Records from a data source

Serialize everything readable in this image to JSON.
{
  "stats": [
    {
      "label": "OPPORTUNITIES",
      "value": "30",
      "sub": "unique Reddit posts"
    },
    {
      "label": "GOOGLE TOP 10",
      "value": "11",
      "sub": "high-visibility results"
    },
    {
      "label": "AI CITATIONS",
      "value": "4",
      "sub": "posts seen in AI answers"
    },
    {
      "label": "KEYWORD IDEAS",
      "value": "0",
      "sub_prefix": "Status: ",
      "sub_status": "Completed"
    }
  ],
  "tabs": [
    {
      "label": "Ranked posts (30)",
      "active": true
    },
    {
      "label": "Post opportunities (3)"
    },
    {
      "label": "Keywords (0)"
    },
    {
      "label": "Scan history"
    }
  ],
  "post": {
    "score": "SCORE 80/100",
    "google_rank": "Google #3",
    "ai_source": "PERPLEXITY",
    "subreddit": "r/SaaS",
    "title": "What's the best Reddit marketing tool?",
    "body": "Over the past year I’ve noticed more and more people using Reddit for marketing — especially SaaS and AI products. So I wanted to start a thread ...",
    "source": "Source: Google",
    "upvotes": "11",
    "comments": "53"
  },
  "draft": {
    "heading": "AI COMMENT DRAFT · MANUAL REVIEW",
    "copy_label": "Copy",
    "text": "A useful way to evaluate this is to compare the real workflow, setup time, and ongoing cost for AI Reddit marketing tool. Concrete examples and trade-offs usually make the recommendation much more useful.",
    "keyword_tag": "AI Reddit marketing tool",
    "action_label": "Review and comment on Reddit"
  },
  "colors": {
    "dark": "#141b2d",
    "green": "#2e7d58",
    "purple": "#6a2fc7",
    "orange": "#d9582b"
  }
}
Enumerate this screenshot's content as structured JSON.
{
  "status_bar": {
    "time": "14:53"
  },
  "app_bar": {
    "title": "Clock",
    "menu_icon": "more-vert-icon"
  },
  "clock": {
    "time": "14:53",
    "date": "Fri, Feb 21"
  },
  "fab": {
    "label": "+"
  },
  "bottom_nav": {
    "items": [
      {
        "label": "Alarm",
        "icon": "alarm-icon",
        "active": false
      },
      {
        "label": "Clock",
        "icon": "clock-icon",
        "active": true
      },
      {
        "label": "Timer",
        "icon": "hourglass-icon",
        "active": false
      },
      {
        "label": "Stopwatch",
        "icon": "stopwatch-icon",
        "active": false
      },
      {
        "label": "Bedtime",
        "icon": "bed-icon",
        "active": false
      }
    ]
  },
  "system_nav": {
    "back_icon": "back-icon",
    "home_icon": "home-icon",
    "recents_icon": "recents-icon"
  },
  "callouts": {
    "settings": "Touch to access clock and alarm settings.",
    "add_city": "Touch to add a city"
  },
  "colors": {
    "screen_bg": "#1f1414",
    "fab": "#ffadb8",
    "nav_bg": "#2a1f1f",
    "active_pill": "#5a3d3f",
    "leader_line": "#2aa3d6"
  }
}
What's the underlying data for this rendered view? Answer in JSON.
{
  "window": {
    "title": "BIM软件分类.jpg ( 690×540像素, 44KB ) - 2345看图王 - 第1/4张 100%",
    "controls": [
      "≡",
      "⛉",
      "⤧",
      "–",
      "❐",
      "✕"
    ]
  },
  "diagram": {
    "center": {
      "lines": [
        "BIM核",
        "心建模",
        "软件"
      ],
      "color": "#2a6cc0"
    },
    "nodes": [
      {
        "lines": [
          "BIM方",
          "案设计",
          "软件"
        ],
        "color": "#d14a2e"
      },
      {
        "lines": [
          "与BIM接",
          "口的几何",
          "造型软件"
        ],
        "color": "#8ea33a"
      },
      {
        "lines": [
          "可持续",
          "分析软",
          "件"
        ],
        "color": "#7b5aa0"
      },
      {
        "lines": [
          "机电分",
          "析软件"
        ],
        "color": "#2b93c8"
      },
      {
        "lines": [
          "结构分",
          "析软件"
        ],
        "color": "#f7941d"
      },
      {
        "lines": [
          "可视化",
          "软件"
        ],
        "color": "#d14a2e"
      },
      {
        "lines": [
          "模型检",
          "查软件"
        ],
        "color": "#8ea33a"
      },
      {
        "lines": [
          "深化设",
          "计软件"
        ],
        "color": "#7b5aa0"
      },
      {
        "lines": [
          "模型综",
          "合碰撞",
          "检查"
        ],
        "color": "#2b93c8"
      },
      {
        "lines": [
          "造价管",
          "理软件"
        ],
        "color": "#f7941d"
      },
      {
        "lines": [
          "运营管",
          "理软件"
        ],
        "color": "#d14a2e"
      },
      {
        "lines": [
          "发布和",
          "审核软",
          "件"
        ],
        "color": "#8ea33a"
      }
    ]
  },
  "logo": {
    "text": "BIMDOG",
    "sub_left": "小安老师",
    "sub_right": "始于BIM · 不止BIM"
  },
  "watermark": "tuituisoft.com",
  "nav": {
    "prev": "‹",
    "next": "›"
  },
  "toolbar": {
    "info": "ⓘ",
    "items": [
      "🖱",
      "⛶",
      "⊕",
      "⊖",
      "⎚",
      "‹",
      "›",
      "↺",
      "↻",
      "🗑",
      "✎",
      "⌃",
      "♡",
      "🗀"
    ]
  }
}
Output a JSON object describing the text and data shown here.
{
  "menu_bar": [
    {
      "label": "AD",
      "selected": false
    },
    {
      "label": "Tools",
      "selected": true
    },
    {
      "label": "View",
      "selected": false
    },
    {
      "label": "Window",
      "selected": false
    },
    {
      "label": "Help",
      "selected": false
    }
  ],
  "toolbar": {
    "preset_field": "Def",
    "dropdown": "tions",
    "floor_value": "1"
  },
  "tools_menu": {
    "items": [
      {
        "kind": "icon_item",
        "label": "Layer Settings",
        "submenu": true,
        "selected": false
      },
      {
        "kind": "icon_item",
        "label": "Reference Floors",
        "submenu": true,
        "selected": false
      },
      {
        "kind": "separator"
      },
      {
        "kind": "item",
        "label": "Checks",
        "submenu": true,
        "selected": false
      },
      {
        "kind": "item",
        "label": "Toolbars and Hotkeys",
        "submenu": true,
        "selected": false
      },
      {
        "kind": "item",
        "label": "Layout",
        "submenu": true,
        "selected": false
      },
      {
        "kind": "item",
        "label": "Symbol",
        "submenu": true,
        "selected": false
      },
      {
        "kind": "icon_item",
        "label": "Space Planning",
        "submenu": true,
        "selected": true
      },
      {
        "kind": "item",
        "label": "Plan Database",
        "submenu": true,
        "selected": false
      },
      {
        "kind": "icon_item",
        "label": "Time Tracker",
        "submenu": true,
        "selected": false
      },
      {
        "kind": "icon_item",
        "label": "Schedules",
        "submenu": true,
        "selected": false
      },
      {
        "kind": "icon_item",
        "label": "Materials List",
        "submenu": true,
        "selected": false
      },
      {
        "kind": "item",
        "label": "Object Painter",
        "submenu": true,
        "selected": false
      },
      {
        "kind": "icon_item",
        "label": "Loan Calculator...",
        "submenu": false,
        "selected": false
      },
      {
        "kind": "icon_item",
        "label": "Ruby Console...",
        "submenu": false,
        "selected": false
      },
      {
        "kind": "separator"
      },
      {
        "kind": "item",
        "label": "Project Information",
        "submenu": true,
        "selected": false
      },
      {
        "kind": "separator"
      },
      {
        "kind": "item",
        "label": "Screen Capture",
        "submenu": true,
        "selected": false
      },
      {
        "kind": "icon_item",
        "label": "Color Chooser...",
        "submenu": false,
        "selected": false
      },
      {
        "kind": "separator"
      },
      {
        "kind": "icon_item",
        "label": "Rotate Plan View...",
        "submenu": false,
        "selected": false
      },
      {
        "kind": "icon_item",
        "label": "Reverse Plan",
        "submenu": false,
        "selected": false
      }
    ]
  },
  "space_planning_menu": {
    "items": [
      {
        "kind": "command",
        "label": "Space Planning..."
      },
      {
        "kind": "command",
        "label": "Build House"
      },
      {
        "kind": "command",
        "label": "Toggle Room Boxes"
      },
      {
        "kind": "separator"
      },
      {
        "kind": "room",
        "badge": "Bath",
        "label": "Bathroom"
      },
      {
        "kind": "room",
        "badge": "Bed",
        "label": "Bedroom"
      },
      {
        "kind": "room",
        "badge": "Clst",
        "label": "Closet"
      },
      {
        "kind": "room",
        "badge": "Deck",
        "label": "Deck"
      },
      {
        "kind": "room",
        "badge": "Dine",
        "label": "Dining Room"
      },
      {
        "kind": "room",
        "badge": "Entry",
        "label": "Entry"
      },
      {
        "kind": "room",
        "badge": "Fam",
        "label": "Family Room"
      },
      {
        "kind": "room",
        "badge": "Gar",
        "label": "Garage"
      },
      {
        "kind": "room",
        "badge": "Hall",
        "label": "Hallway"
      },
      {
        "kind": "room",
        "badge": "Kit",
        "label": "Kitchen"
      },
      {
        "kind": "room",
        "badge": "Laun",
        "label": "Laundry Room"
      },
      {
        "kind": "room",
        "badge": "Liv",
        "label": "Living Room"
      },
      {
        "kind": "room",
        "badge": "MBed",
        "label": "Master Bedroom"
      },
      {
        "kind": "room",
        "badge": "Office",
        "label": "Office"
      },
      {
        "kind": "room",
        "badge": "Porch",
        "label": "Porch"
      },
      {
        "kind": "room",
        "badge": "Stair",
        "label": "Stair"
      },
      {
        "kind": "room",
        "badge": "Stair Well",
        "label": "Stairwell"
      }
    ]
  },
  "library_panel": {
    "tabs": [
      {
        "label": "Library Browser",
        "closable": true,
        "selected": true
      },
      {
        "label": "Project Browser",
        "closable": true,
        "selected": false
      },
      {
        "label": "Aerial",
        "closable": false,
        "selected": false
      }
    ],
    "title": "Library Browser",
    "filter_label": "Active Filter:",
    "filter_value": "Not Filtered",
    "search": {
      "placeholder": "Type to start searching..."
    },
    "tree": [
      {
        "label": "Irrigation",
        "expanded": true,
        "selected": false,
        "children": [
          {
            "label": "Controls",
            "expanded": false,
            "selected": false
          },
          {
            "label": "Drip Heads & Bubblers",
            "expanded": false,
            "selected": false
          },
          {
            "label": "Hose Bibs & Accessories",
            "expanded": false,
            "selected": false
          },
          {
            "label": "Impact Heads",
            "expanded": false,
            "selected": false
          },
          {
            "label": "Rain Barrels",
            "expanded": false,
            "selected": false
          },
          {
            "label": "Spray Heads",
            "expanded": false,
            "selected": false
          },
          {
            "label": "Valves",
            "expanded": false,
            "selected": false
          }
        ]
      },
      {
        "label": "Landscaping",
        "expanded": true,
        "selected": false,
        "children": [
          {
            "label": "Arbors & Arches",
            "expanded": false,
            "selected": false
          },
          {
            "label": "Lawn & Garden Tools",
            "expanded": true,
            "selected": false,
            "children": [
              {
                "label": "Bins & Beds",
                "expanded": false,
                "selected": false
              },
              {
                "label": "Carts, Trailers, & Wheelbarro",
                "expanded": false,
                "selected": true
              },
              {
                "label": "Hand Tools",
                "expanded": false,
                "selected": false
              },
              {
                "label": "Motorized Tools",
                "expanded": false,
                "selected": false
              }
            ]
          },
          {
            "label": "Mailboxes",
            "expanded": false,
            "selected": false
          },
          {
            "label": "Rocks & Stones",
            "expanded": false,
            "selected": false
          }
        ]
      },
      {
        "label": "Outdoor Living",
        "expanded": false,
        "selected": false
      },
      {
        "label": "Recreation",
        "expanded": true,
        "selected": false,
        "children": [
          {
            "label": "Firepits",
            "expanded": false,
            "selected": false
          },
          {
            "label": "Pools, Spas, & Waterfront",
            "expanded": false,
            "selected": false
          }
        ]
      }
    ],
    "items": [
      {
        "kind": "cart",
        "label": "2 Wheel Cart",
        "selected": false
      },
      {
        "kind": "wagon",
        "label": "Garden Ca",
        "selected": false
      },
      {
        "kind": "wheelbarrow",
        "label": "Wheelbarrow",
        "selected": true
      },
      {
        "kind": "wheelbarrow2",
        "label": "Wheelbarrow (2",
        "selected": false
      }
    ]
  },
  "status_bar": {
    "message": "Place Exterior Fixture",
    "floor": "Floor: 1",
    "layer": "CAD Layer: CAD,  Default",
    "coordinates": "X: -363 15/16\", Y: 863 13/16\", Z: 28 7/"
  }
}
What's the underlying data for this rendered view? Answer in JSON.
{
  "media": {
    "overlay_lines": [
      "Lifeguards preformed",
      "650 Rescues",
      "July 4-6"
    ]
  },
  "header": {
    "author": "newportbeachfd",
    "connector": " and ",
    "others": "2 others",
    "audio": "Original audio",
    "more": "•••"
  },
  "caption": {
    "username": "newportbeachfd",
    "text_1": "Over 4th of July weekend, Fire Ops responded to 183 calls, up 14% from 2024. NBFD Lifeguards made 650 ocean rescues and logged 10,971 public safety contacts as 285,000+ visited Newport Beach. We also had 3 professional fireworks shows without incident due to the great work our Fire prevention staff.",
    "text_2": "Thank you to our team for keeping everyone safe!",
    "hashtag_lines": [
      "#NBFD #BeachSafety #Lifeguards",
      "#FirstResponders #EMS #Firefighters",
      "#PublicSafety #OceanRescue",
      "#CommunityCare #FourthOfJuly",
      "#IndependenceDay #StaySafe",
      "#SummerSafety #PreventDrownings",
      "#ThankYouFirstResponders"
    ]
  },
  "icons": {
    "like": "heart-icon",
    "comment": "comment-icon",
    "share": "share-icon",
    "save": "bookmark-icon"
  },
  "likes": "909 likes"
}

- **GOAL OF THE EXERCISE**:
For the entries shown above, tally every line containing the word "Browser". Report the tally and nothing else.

- **RESPONSE TO THE EXERCISE**:
3